The three-week program will begin May 12 and end June 3. Students can earn anywhere from three to six credits registering for SPN 3350, Spanish Culture on Location I and/or SPN 3357, Spanish Culture on Location II.
According to Orlando Pacheco, Troy University’s director of study abroad programs who will also be leading the travelling group himself, the city was chosen because of its historical and cultural richness.
“Granada is a bridge between two civilizations– the European and the Arabic,” he said. “It has a lot of Moorish culture and shows the Islamic influence in Spain. So students get an extra flavor, not just that of Spanish.”
The students will be living with host families who will also provide their meals. Pacheco added that home stays will enrich their experience as compared to living in a hotel because of how heavily they will be immersed in the city and interacting with the natives.

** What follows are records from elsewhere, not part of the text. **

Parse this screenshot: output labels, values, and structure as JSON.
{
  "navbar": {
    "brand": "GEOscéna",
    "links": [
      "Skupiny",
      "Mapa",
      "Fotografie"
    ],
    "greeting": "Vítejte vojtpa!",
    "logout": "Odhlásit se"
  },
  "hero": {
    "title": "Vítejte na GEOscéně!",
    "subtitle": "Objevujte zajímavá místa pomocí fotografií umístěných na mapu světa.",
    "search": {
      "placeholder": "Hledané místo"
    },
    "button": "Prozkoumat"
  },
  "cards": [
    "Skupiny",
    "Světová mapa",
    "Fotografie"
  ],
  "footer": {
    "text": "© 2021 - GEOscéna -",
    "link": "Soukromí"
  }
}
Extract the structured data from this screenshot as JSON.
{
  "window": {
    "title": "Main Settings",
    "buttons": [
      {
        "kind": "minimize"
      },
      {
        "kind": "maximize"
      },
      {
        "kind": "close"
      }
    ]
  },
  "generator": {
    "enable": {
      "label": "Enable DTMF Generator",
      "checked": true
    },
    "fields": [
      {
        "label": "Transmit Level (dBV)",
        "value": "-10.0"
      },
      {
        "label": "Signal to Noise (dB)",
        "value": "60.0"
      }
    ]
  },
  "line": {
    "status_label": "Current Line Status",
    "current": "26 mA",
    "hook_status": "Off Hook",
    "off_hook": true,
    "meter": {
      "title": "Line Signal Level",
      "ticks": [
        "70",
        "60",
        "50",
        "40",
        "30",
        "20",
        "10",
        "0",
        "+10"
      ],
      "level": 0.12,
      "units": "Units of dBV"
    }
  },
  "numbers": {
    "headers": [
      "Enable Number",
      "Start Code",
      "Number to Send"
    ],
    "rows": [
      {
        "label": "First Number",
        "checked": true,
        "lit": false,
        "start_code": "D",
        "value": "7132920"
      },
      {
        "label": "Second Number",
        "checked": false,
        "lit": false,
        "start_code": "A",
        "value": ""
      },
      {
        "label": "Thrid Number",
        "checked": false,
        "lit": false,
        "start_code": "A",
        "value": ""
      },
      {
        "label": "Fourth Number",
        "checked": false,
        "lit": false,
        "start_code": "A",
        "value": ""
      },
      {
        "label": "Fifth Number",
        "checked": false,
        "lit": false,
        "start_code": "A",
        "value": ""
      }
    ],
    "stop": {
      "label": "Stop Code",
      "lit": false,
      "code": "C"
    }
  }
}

“I’m most looking forward to getting the exposure of another country and being outside of America since I have never left the States before,” said Savannah Hill, a psychology major from Eva, who is attending the trip. Hill also hopes to improve her language skills and mainly develop as an individual by exposing herself to newer things.
Hill, who is also a Spanish minor, says that she chose the program because of her familiarity with the language and the friends she has living in Spain.
The tentative itinerary also includes visits to cities like Seville and Cordoba and notable places such as the Cathedral of Granada, the fortress palace of Alhambra and Sacromonte Abbey where they can view the relics of St. James.
In addition to these visits, Pacheco has also planned a city-wide gymkhana –a race around the city to achieve the fastest time by memorizing the routes– during their first week. “This will help them to learn about the city and the sooner they get acquainted to the place, the better,” he said.
The schedule also includes a free weekend for the attendees to travel on their own, a Flamenco show and if time allows, traditional bullfights.
The students will be taking Spanish classes at an institute on the weekdays to work on their language skills. On arrival, they will take a Spanish placement test and depending on their proficiency, they will be put in corresponding levels of classes. Pacheco, in fact, recommends that students with little fluency in Spanish apply as he believes that beginners will have a better learning experience studying in an environment where they will be compelled to work on their foreign dialect.
The cost of the trip has been estimated to a total of $2,610 including room, board, excursions and airfare. However, the Chancellor’s Award for Global Competitiveness can provide a $750 subsidy, reducing the total cost to $1,860. The deadline to apply for the scholarship is March 15.
Destiny Allen, a sophomore biomedical sciences major from Sylacuga. Another attendee believes that the experience of living and learning in a different environment will be beneficial for her and help her assist in making connections with new people. “I know I will take so many experiences and memory,” Allen said. “I know I will be more independent.”
Students interested in the program may contact Orlando Pacheco in his office at Bibbs Grave 114.